I think growing up in a theatre family has helped me so much. I have learnt technical things via osmosis over the years, but most of all it has shaped the way I write. Mum and dad have taught me that first and foremost, theatre needs to be entertaining. Yes, it needs to say something important- but the first box you tick is – “Entertaining”. Mum and dad taught me to respect the audience above all else – each beautiful person in the audience has left the comfort of their houses to come to see a show – you MUST make it entertaining for them.
Where do you hope to see ‘A Girl’s Guide to World War’? What’s the show’s trajectory looking like?
We hope to take the show to Brisbane next year, and from there onto the festival circuit. We have a five-year plan to take it to the Edinburgh Festival.
If you could briefly sum up the play in three words, what would you say?
Passion. Freedom. Power.
What’s next for Musical Theatre Australia?
We are thinking of writing a show about Lilian and Josephine’s first three years in Brisbane. J They were so popular back in the 1890s in Brisbane, despite being so out and proud – I really would love to know how they got the people of Brisbane onside!
Do you have any advice for aspiring playwrights or composers?
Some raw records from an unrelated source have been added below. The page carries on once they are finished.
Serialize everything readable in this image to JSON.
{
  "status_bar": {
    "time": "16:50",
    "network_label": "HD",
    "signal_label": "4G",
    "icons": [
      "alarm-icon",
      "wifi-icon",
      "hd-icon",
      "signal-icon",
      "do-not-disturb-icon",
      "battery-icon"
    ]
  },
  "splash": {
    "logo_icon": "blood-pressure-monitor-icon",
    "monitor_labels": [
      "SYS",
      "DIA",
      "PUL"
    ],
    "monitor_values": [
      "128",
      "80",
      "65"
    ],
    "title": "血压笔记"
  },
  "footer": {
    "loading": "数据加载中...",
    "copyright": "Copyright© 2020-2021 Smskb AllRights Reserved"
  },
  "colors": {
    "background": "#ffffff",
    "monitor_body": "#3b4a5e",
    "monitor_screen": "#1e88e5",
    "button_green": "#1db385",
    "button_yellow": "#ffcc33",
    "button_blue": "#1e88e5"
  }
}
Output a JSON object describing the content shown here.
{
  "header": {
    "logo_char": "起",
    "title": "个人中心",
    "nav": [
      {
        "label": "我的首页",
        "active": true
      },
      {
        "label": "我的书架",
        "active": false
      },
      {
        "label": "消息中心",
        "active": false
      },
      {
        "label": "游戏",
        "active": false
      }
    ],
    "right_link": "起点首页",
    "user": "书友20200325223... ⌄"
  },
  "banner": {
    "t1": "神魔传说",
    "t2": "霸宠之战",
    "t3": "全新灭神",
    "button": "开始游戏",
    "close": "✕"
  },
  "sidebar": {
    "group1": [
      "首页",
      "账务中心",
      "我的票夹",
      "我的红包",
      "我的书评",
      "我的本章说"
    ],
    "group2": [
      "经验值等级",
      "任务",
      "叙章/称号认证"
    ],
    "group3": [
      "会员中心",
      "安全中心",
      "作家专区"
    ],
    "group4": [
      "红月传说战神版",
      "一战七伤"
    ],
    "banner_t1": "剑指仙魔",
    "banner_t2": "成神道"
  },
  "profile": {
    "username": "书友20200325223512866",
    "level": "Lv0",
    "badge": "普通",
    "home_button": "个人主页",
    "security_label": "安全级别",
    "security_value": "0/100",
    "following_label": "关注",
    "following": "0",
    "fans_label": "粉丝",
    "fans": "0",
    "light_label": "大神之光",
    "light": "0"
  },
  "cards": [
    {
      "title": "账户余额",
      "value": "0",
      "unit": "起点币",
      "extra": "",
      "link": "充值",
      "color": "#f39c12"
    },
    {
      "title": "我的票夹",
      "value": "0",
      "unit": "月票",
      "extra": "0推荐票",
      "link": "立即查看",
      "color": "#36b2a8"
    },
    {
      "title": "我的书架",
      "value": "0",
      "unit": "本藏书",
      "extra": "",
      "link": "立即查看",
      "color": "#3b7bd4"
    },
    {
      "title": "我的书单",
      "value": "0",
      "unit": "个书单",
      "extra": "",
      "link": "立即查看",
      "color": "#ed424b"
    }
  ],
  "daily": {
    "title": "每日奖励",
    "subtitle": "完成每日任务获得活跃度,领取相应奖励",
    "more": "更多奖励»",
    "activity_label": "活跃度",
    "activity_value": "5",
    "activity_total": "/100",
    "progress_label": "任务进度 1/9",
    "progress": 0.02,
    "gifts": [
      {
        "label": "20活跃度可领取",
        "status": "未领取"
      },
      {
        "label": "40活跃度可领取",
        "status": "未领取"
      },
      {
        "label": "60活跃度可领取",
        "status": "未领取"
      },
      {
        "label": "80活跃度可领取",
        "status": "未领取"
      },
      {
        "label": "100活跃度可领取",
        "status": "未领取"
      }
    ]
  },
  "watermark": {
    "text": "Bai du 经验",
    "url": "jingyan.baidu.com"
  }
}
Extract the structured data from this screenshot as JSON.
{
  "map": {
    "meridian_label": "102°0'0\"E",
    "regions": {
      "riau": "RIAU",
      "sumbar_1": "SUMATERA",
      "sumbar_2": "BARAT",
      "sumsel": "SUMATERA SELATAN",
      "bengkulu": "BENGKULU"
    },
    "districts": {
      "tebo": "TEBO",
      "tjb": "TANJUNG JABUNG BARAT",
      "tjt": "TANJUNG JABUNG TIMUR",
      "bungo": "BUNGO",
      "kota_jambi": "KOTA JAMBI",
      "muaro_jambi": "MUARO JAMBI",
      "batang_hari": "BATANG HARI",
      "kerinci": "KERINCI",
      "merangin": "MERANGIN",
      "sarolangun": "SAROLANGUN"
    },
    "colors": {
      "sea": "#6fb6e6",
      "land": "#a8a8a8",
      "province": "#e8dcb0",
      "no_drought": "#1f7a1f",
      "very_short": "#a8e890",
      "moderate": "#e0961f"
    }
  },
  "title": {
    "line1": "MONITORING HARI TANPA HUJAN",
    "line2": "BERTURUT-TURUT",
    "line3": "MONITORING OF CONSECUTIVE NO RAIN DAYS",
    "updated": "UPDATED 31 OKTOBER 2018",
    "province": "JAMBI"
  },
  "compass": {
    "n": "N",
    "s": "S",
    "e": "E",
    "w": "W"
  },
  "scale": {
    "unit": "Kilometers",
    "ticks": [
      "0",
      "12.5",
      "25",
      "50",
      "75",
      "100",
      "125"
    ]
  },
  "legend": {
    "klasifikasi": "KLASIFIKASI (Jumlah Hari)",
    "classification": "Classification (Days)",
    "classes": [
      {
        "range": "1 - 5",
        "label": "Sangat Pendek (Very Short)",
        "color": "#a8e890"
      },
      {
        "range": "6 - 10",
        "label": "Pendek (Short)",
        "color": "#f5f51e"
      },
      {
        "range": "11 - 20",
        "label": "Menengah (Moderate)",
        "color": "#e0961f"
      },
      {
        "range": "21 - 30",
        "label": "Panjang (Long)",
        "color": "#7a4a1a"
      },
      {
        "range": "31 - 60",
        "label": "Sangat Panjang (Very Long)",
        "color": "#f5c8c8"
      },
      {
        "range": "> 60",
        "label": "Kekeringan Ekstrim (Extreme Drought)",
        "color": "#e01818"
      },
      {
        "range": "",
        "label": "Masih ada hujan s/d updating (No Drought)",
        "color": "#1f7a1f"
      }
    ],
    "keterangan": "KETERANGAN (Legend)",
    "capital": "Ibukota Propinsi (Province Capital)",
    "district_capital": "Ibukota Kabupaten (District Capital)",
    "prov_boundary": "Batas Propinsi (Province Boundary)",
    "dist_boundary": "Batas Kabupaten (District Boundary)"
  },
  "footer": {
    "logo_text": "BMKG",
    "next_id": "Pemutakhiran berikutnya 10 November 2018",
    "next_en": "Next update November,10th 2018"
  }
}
Gather a great team around you. You cannot do this alone. Find the people you want to work with, and stick with them.
‘A Girl’s Guide to World War’ performs at Maleny Community Centre until Sunday, 10 November 2019. While all tickets are sold out, you can stay up to date with Musical Theatre Australia via their Facebook Page.